Wednesday, July 25, 2007

Wayside Elementary School addition alarms some over the Glen’s future

Peace and quiet of the rustic area should be protected, some say

E-mail this article \ Print this article


Some Potomac residents are concerned that a proposed addition to Wayside Elementary School will bring more noise and traffic to what they consider one of the most peaceful areas of Montgomery County — the Glen.

At a Planning Board hearing on Thursday, Commissioner Jean B. Cryor and West Montgomery County Citizens Association environmental chairwoman and president-elect Ginny Barnes both expressed concern with the addition. They said that bringing more children and noisy buses to the area is destroying the peacefulness and beauty of the Glen.

The Glen is a rustic area of Potomac that forms a narrow stream corridor, much of which is in the Watts Branch Stream Valley Park. It is unofficially bounded by Falls Road and South Glen Road; Glen Road and Beekman Place; Glen Road and Piney Meetinghouse Road; and Glen Mill Road and Red Barn Lane.

Wayside’s addition has been proposed by Montgomery County Public Schools because of an expanding student population at the school, which is located on Glen Road.

The 18,351-square-foot addition will include 10 classrooms, space for full-day kindergarten, a computer laboratory, and vocal and instrumental practice and performance areas with storage space.

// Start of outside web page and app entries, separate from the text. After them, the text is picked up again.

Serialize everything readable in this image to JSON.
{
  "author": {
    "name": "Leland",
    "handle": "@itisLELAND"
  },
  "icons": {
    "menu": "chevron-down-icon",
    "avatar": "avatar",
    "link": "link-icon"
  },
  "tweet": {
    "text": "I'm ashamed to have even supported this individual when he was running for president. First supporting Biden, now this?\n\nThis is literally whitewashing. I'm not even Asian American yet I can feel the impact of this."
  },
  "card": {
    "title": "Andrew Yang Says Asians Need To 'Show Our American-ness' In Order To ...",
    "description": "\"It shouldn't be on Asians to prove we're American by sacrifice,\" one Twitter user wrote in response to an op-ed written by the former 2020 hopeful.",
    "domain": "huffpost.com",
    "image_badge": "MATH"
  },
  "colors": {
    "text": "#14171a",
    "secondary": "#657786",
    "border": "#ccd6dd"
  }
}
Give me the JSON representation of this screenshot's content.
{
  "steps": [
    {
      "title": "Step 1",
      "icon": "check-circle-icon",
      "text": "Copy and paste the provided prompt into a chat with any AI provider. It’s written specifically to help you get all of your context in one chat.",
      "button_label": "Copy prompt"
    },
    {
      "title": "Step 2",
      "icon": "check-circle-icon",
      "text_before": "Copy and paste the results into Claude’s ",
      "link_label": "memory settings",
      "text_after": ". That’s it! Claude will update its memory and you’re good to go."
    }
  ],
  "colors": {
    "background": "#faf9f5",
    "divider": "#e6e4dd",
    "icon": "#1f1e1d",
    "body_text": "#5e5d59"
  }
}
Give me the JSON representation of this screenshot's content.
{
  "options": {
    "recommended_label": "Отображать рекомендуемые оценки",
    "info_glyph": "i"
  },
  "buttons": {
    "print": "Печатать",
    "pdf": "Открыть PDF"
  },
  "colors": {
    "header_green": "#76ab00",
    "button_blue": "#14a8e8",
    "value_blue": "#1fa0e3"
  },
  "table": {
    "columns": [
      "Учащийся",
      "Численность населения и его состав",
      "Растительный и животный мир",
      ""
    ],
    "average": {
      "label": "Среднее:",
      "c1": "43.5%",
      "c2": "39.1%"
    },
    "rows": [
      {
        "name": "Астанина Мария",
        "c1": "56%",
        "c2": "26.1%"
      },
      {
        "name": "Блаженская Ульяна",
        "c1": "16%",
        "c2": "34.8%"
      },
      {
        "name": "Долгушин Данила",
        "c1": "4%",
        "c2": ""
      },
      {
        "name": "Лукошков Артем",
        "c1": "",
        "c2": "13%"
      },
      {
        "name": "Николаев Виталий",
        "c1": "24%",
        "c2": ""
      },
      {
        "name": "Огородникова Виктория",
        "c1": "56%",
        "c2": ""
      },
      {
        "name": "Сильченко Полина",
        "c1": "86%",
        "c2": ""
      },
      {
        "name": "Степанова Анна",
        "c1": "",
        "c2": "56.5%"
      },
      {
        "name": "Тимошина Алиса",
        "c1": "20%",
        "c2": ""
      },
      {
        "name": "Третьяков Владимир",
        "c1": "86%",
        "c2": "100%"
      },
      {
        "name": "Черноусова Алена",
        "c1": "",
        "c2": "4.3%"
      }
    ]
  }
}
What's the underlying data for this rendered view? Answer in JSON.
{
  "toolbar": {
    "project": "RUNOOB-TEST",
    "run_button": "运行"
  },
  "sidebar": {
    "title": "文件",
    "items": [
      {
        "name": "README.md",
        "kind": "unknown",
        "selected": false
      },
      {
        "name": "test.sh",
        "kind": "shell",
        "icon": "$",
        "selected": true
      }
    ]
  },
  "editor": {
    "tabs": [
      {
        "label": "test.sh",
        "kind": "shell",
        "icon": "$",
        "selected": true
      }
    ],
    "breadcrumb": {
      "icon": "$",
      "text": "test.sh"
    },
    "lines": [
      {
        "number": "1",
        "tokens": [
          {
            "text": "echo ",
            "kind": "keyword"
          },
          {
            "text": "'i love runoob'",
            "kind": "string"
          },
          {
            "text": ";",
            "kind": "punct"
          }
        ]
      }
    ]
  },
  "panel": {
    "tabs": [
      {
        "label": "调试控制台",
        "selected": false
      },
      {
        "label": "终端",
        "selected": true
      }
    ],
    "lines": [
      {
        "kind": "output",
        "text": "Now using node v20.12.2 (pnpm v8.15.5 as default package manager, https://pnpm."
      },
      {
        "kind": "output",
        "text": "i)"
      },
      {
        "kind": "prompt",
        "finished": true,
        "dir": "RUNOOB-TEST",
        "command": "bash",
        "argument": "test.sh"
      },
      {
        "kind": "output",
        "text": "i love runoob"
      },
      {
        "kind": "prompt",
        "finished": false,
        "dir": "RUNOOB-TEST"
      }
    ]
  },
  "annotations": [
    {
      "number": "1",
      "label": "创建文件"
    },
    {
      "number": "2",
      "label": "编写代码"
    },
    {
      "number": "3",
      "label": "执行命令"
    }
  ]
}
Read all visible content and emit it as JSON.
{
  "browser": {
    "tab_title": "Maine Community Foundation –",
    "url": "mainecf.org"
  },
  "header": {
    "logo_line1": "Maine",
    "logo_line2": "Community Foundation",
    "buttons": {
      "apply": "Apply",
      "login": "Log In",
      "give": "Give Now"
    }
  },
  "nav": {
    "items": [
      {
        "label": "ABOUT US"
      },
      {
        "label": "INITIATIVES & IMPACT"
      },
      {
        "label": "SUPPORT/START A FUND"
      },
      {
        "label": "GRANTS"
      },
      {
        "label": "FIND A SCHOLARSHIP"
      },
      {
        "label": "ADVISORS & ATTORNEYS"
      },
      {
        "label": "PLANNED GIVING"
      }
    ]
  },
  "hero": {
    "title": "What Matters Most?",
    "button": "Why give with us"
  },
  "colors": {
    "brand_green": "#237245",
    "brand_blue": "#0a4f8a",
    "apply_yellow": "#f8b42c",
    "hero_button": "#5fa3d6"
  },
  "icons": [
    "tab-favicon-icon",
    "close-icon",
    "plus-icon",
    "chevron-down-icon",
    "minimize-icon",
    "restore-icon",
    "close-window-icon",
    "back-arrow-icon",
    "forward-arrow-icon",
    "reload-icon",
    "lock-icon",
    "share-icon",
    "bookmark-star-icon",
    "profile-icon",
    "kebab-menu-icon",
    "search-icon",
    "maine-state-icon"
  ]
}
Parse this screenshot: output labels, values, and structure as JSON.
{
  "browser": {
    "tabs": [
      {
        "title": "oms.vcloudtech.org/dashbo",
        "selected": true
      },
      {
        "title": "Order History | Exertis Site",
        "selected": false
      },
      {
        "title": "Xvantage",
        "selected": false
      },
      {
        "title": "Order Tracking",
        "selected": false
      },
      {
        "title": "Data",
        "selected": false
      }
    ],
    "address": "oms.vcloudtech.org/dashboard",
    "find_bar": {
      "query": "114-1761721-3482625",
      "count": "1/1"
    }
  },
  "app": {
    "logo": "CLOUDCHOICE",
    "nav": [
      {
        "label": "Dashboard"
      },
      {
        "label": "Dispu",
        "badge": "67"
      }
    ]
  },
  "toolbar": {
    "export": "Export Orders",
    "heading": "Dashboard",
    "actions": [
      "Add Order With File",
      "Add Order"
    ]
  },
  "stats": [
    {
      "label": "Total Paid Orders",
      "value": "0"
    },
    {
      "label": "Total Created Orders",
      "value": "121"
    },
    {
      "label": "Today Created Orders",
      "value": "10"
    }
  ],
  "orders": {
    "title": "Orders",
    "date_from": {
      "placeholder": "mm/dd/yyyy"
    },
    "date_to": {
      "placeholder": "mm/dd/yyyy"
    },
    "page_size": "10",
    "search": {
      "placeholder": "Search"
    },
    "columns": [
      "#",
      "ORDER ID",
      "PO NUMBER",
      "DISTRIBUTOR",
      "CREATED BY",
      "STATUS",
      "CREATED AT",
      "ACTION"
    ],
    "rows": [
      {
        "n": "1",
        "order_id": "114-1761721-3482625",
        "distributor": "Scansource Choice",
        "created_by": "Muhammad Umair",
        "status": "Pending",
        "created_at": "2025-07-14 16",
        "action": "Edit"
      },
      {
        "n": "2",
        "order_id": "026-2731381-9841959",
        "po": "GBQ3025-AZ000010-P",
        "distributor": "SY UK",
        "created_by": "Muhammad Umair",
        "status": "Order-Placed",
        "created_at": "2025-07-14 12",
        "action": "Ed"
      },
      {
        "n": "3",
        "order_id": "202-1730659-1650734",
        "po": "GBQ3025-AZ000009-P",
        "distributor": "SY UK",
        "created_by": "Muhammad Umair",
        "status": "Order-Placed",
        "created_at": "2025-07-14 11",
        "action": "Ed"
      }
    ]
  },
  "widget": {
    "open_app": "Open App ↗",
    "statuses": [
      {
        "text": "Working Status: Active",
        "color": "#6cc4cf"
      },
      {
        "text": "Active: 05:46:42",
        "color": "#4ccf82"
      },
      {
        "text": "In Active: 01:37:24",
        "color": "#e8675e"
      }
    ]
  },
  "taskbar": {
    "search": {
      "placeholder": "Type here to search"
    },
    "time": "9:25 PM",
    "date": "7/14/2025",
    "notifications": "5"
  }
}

Expanded on-site parking and a vehicle drop-off lane will also be added.

The school is supposed to have no more than 491 students but is currently operating over its capacity at 604 students. After the addition, it will accommodate 675 students.

On Thursday, the Planning Board heard the mandatory referral for the project, which is a mechanism by which public projects come in front of the board. The board plays an advisory role for public projects and hears comments as a way to get them on the public record.

Officials with MCPS hope construction on the $6.8 million project will begin in less than one month. It should be completed before the start of the 2008-09 school year.

Barnes said that the addition to the school will increase traffic and safety issues on the narrow roads and the one lane bridge in the Glen.

‘‘This expansion solidifies the ongoing pressures regarding traffic and safety in the Glen,” she said. ‘‘It actually creates conditions that will put increasing pressure on a treasured historic and natural resource – Potomac’s historic Glen.”

Also, she said the site does not meet green standards and it doesn’t include enough new trees. It is exempt from the Forest Conservation Law.

Cryor, a Potomac resident, also said the addition would have a negative effect but she said she believes that it will still be built.

‘‘Not one person I know wants to destroy the Glen; it’s the only peaceful, beautiful place that we have in this part of the county,” Cryor said. ‘‘I wish I could sit here and say no you [MCPS] have to build another school but I know you’re not going to do that.”

Commissioner Gene Lynch said that in the future, the school system should look for another way to accommodate the area’s growth.